By Wayne Osako, Contributor
Bipartisan lawmakers from Wyoming, Utah, Illinois and California have rallied support for a U.S. commemorative stamp that would recall the inspiring story of Americans of Japanese heritage who served in the U.S. Army during World War II.
The recent endorsements are significant because they include two states that were home to the incarceration camps where Japanese Americans were held during the war.
February marks the 75th anniversary remembering the start of the World War II incarceration of more than 120,000 Japanese Americans by the U.S. government. The postal honor would tell the story of this confinement, as well as recall the service and sacrifice of those who enlisted in the military to show their American loyalty, despite the injustice.
The stamp proposal features the National Japanese American Memorial to Patriotism During World War II. Due to a postal service restriction on military units as subjects, the activists are pushing for the memorial to serve as a symbolic honor.
The congressional delegation from Wyoming, all Republicans, co-authored a letter of support on Nov. 16: “Next year marks the 75th anniversary of the internment of 120,000 Japanese Americans held against their will for the duration of the war,” the delegation asserted.
Wyoming is home to the Heart Mountain Interpretive Center, where more than 14,000 Japanese Americans were forcibly relocated and held, approximately 800 of whom enlisted in the U.S. Army. Fifteen of these men were killed in action, and two earned the Medal of Honor, the nation’s highest award for valor in combat. The delegation includes Sen. Mike Enzi and Sen. John Barrasso, as well as Rep. Cynthia Lummis.

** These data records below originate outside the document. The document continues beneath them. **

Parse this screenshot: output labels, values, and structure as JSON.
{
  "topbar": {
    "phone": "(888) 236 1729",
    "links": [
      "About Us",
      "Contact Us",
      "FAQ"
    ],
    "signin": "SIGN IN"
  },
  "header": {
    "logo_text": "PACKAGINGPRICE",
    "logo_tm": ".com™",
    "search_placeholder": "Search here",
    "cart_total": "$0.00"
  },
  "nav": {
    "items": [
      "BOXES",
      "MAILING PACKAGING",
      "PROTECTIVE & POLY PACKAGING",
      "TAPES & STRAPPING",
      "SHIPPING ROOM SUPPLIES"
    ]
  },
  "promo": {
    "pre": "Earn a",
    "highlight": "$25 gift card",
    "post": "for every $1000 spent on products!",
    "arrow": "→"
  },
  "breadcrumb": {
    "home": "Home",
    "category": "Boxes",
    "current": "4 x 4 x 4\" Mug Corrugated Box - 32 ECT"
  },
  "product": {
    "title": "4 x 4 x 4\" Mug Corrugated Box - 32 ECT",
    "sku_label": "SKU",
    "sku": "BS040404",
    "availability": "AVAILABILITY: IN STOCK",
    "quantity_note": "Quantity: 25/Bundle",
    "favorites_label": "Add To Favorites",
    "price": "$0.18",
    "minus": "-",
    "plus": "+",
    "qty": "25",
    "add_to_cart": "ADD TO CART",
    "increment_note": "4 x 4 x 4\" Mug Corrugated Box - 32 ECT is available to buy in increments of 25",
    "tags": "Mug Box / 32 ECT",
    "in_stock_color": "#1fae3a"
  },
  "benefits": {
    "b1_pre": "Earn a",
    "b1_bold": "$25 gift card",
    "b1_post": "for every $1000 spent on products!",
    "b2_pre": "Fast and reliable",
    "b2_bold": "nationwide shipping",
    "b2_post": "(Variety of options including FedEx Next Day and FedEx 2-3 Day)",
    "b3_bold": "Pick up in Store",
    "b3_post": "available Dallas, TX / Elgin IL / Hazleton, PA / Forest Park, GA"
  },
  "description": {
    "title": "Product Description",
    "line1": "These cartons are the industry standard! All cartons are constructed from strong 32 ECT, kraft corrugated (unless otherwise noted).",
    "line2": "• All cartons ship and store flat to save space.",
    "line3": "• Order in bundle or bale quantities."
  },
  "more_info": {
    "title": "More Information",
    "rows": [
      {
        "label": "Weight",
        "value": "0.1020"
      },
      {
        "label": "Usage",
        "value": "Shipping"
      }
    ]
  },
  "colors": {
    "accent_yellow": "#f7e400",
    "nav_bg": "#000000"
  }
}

Utah’s Republican Gov. Gary Herbert added his voice of support in a Dec. 1 letter.
“I write to join with those voicing their support for a United States Postage Stamp to commemorate the bravery and patriotism of Japanese American citizens and soldiers in World War II,” the governor wrote.

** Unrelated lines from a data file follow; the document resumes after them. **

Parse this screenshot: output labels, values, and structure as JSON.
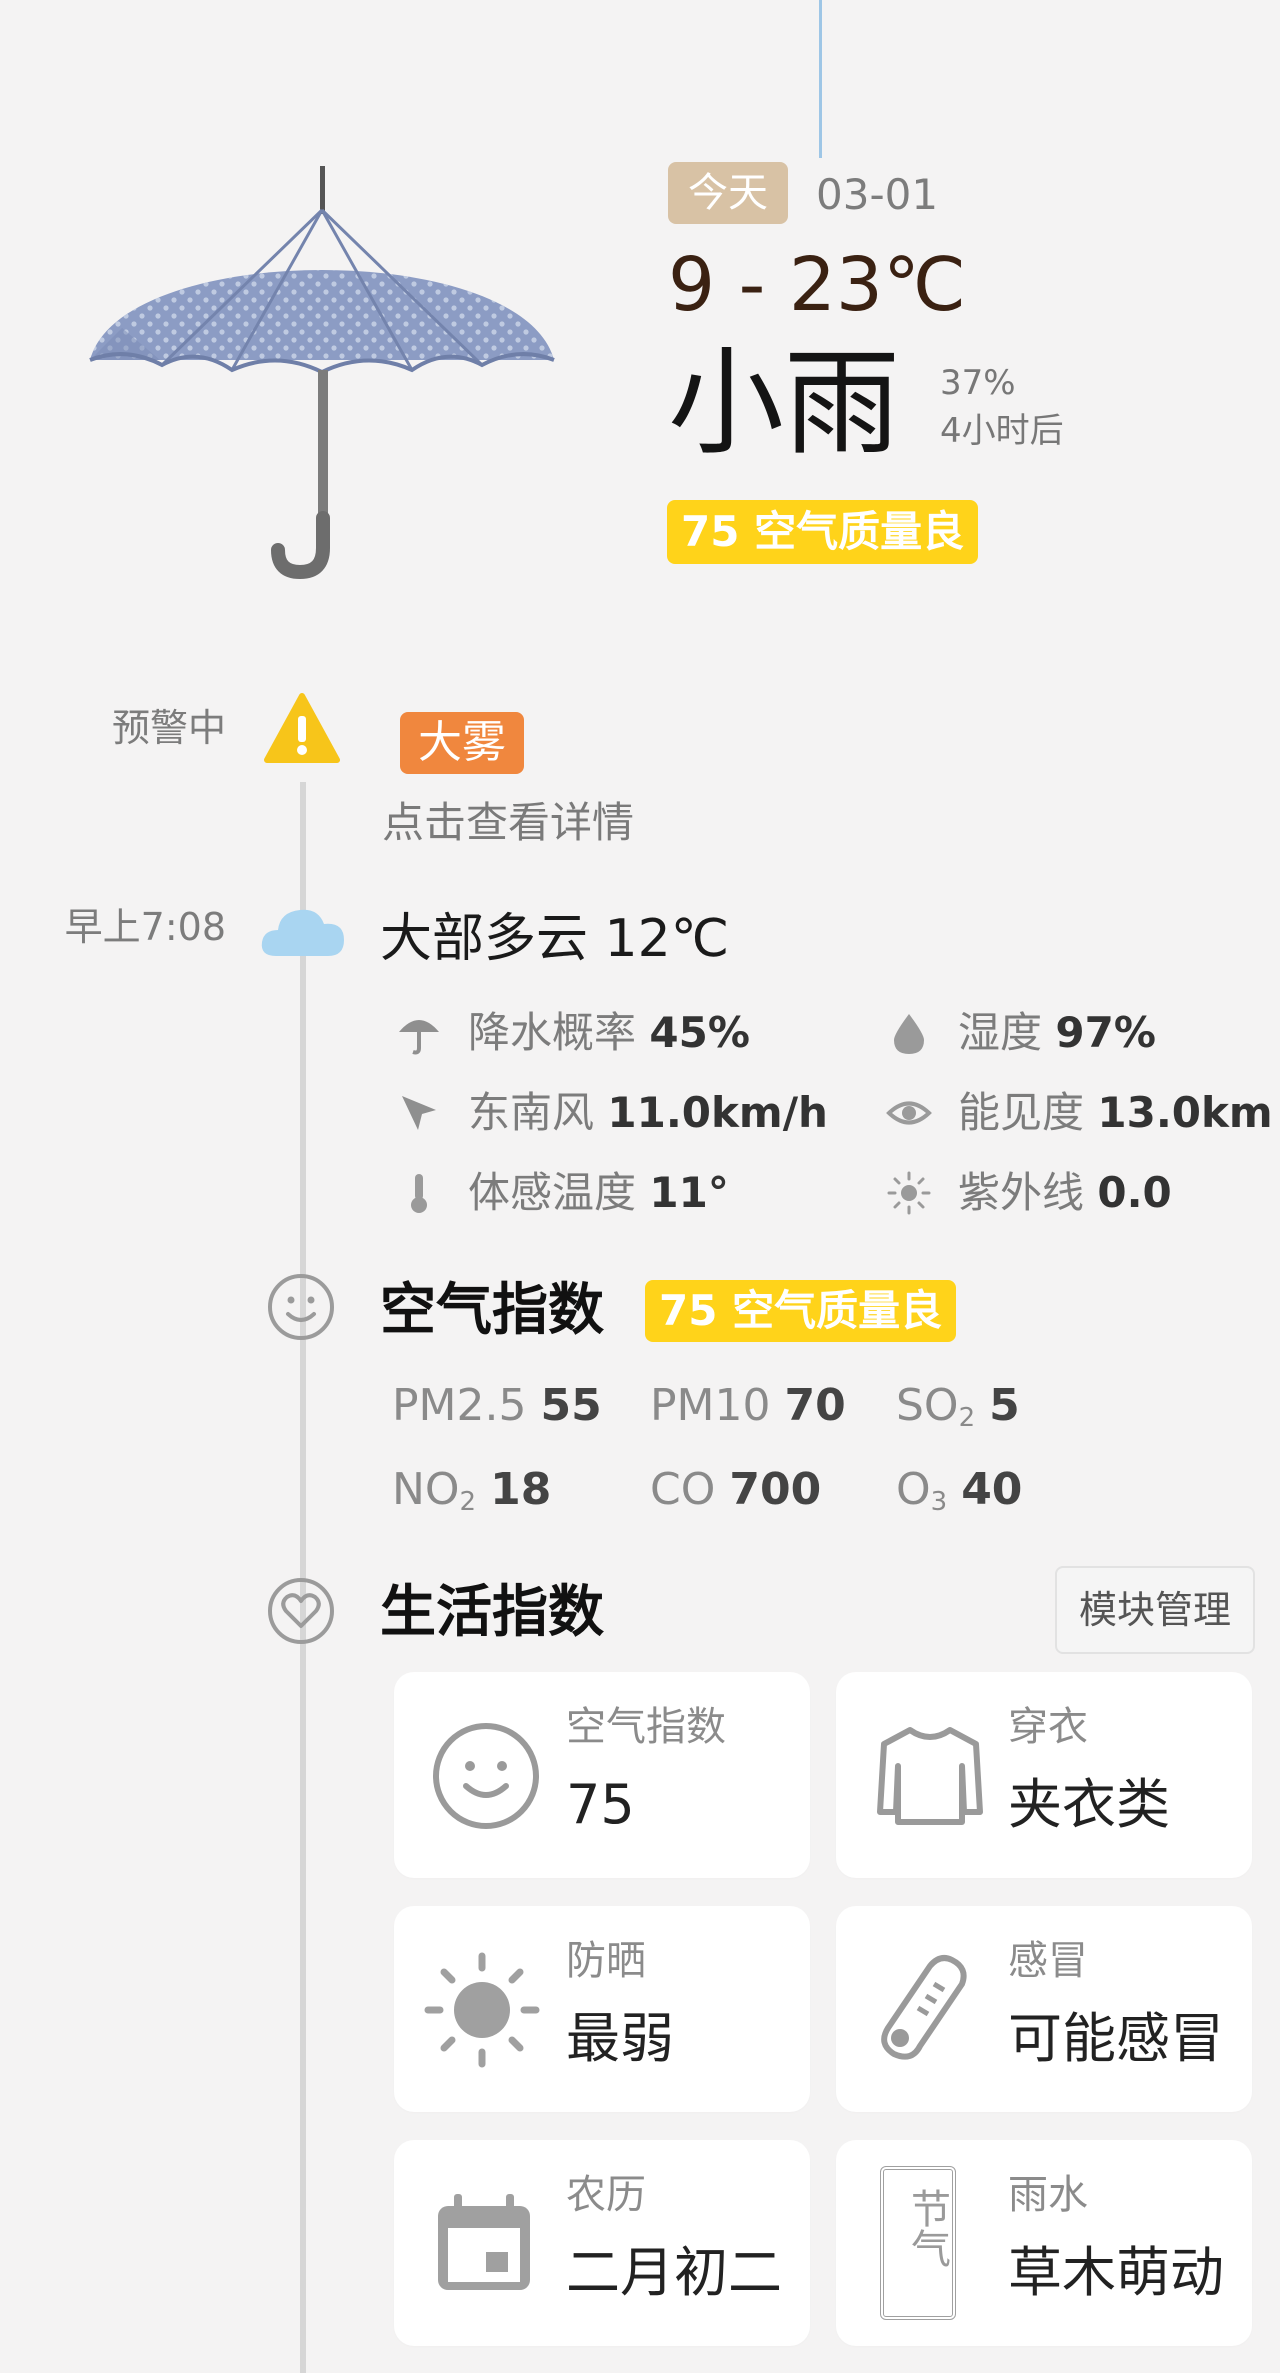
{
  "today": {
    "tag": "今天",
    "date": "03-01",
    "temperature_range": "9 - 23℃",
    "condition": "小雨",
    "precip_prob": "37%",
    "precip_time": "4小时后",
    "aqi_badge": "75 空气质量良"
  },
  "warning": {
    "left_label": "预警中",
    "tag": "大雾",
    "detail_link": "点击查看详情"
  },
  "observation": {
    "time": "早上7:08",
    "summary": "大部多云 12℃",
    "stats": {
      "precip_label": "降水概率",
      "precip_value": "45%",
      "humidity_label": "湿度",
      "humidity_value": "97%",
      "wind_label": "东南风",
      "wind_value": "11.0km/h",
      "visibility_label": "能见度",
      "visibility_value": "13.0km",
      "feels_label": "体感温度",
      "feels_value": "11°",
      "uv_label": "紫外线",
      "uv_value": "0.0"
    }
  },
  "air": {
    "title": "空气指数",
    "badge": "75 空气质量良",
    "pollutants": {
      "pm25_label": "PM2.5",
      "pm25_value": "55",
      "pm10_label": "PM10",
      "pm10_value": "70",
      "so2_label": "SO",
      "so2_sub": "2",
      "so2_value": "5",
      "no2_label": "NO",
      "no2_sub": "2",
      "no2_value": "18",
      "co_label": "CO",
      "co_value": "700",
      "o3_label": "O",
      "o3_sub": "3",
      "o3_value": "40"
    }
  },
  "life": {
    "title": "生活指数",
    "module_button": "模块管理",
    "cards": [
      {
        "title": "空气指数",
        "value": "75",
        "icon": "smiley-icon"
      },
      {
        "title": "穿衣",
        "value": "夹衣类",
        "icon": "sweater-icon"
      },
      {
        "title": "防晒",
        "value": "最弱",
        "icon": "sun-icon"
      },
      {
        "title": "感冒",
        "value": "可能感冒",
        "icon": "thermometer-icon"
      },
      {
        "title": "农历",
        "value": "二月初二",
        "icon": "calendar-icon"
      },
      {
        "title": "雨水",
        "value": "草木萌动",
        "icon": "solar-term-icon",
        "icon_text": "节气"
      }
    ]
  },
  "colors": {
    "aqi_yellow": "#ffd31a",
    "warning_orange": "#f0873e",
    "today_tag": "#d8c2a5",
    "temp_brown": "#3a2112"
  }
}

“During this period, internment camps spanned the Western United States, including the Topaz Camp near Delta, Utah, and served as physical manifestations of the profiling and racial prejudice that faced thousands of Japanese Americans. To challenge the adversity they faced in their nation and exhibit their love for country, in excess of 33,000 Japanese Americans enlisted in the United States military.”
Utah Sen. Jani Iwamoto also has been spearheading efforts in support of the stamp. She is leading the Utah state resolution, which has been numbered. Her father, Nobuo Iwamoto, was an MIS veteran of WWII, and he also served in the Korean Conflict. He passed away in November 2016.
Illinois Congressman Mike Quigley (D-Chicago) joined the voices backing the stamp. “I am writing in support of issuing a commemorative postal stamp in honor of the bravery and patriotism demonstrated by Japanese Americans during the Second World War,” Quigley explained. “In spite of having their most basic constitutional rights violated by unjust detainment, as well as facing rampant prejudice from the rest of society, over 30,000 Japanese Americans chose to serve as members of the U.S. Armed Forces.”
Sen. Dianne Feinstein of California also announced that she, too, sent a letter to the U.S. Postmaster General.
“As our country reflects on next year’s 75th anniversary of placing individuals in internment camps, I encourage you to honor them by issuing a stamp in remembrance of the sacrifices that they made during World War II,” Feinstein wrote in her Oct. 5 letter. “I feel that this would be an appropriate tribute to honor their memory and hope you will consider issuing a stamp.”
During the war, the Nisei, or second-generation American-born men and women whose parents immigrated from Japan, served admirably. Men served mainly in the 100th/442nd Regimental Combat Team and the Military Intelligence Service.
The 100th/442nd is considered the most-decorated unit of the war, and they are remembered for such battles as Monte Cassino, Anzio, the rescue of the Lost Battalion and for liberating towns across France. They also helped liberate prisoners of the Holocaust in Dachau, the first of the Nazi concentration camps opened in Germany.
Members of the MIS are credited with shortening the war in the Pacific by two years through their work as military linguists and help in redeveloping Japan during the Occupation, leading to the close postwar friendship between the two nations.
In addition, Japanese American women served in the Women’s Army Corps and Cadet Nurse Corps.
These groups collectively received the Congressional Gold Medal for their exemplary service in 2011.
Campaign activists are asking supporters to continue to urge lawmakers who have not yet endorsed this cause to help. The Stamp Our Story Campaign website is www.StampOurStory.org.
As of Jan. 24, 57 bipartisan members of Congress (18 Republicans and 39 Democrats) and three state governors (1 Republican and 2 Democrats) have voiced their support.